- Charitable Planning – The deduction for charitable contributions remains intact under the Act, and the AGI limitation for cash contributions to public charity increases from 50% to 60%. However, the 80% deduction previously allowed for contributions to colleges and universities where the taxpayer receives a right to purchase tickets is eliminated.
- Miscellaneous Itemized Deductions – For tax years beginning after 2017 and before 2026, the Act repeals all miscellaneous itemized deductions which includes unreimbursed business expenses and professional fees.
20% Deduction for Qualifying Income – This provision creates a significant deduction for business owners and promises to be the most complex. The deduction was created as a means to bridge the gap between the highest corporate and individual rates, 21% and 37% respectively. In short, the provision offers a 20% deduction to non-corporate taxpayers to offset qualified business income, qualified REIT dividends, qualified cooperative dividends, and income from a publically traded partnership that is not treated as a corporation. For qualified business income, the deduction is limited or eliminated entirely for service providers in certain industries or taxpayers whose taxable income exceeds $315,000. This provision is set to expire for tax years beginning after 2025.
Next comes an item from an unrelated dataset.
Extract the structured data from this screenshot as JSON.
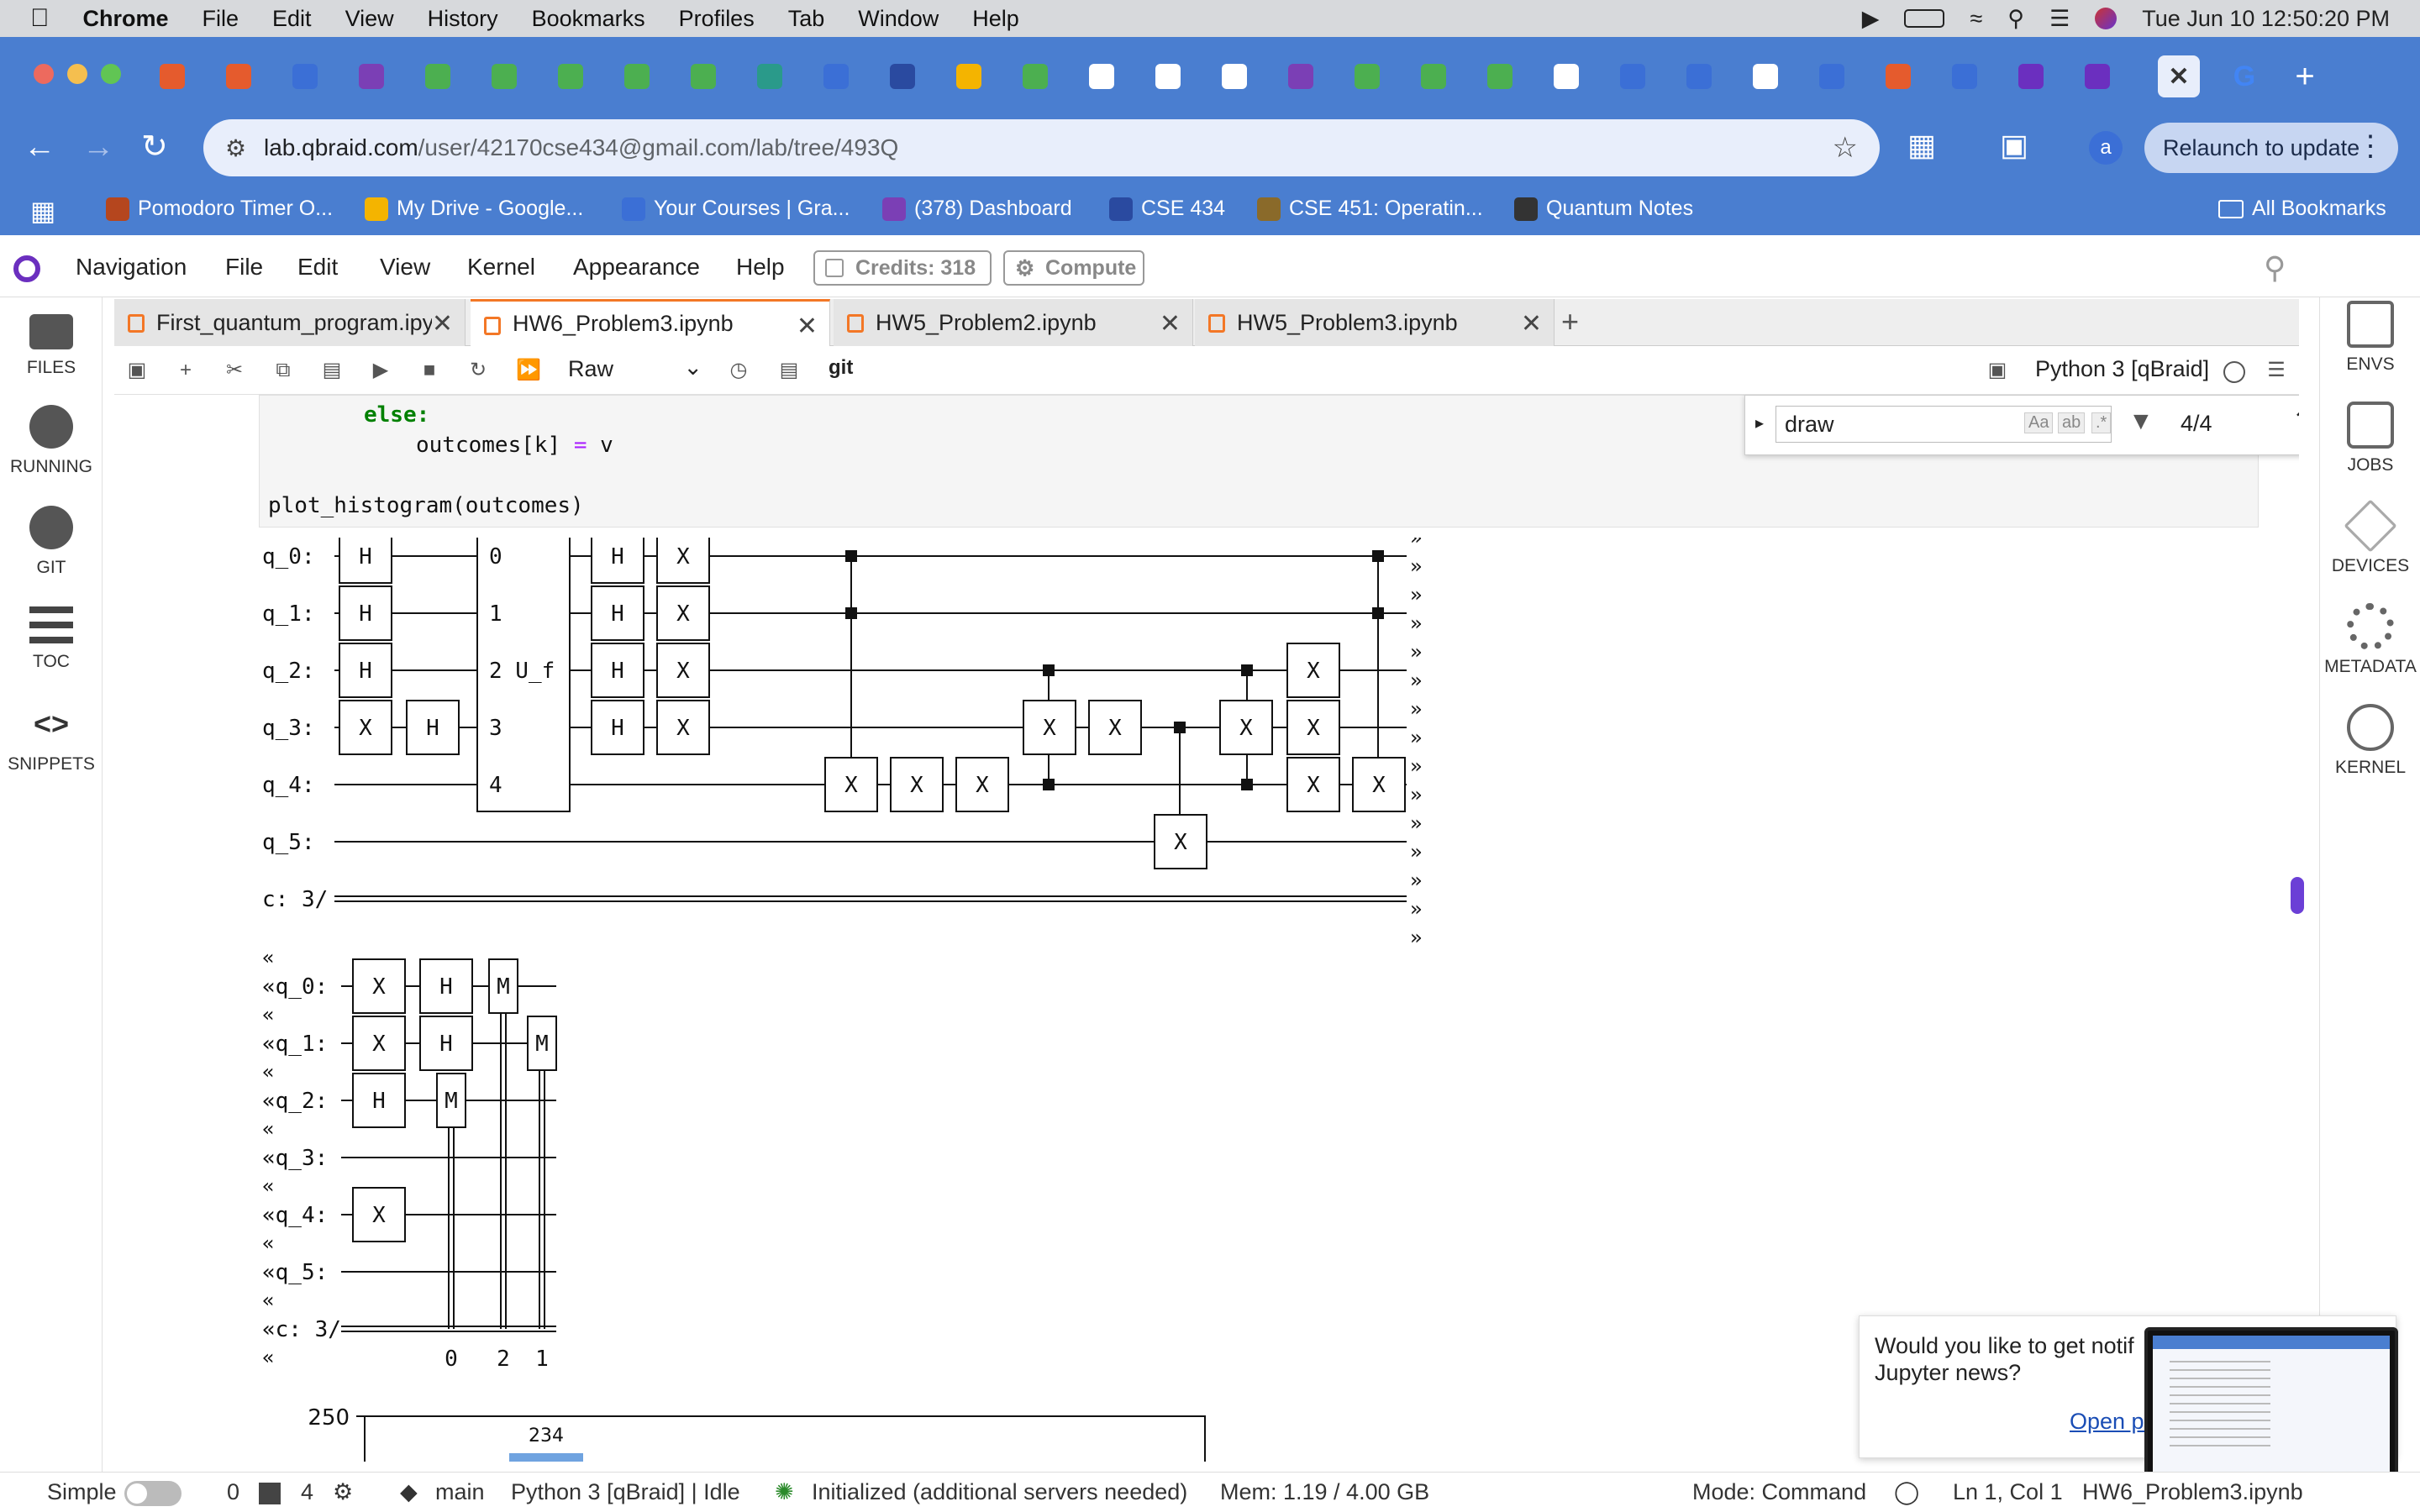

529 Expansion – Under the Act, the definition of qualified higher education expenses is expanded to include tuition paid for private/religious elementary and secondary education, up to $10,000 per student, per tax year. It remains unclear if states will adopt the new expanded federal definition of qualified higher education expenses.
Roth Recharacterizations – The Act repeals the provision permitting taxpayers to recharacterize or unwind a conversion from a Traditional IRA to Roth IRA. Taxpayers are still permitted to make “back door” Roth contributions where AGI limits prevent contribution directly to Roth IRAs.
While this list is not all-inclusive, it touches on many of the provisions that will impact individual taxpayers. From the limitations on itemized deductions to the small business deduction, Providence Capital Advisors is equipped to assist clients in identifying strategic planning opportunities arising as a result of the Tax Cut & Jobs Act.
Providence Capital Advisors is a SEC Registered Investment Advisor and not a CPA firm. The tax information provided is general and educational in nature, and should not be construed as legal or tax advice. Information provided relates to taxation at the federal level only. Always consult an attorney or tax professional regarding your specific situation.
Melissa Wall, CFP, CPA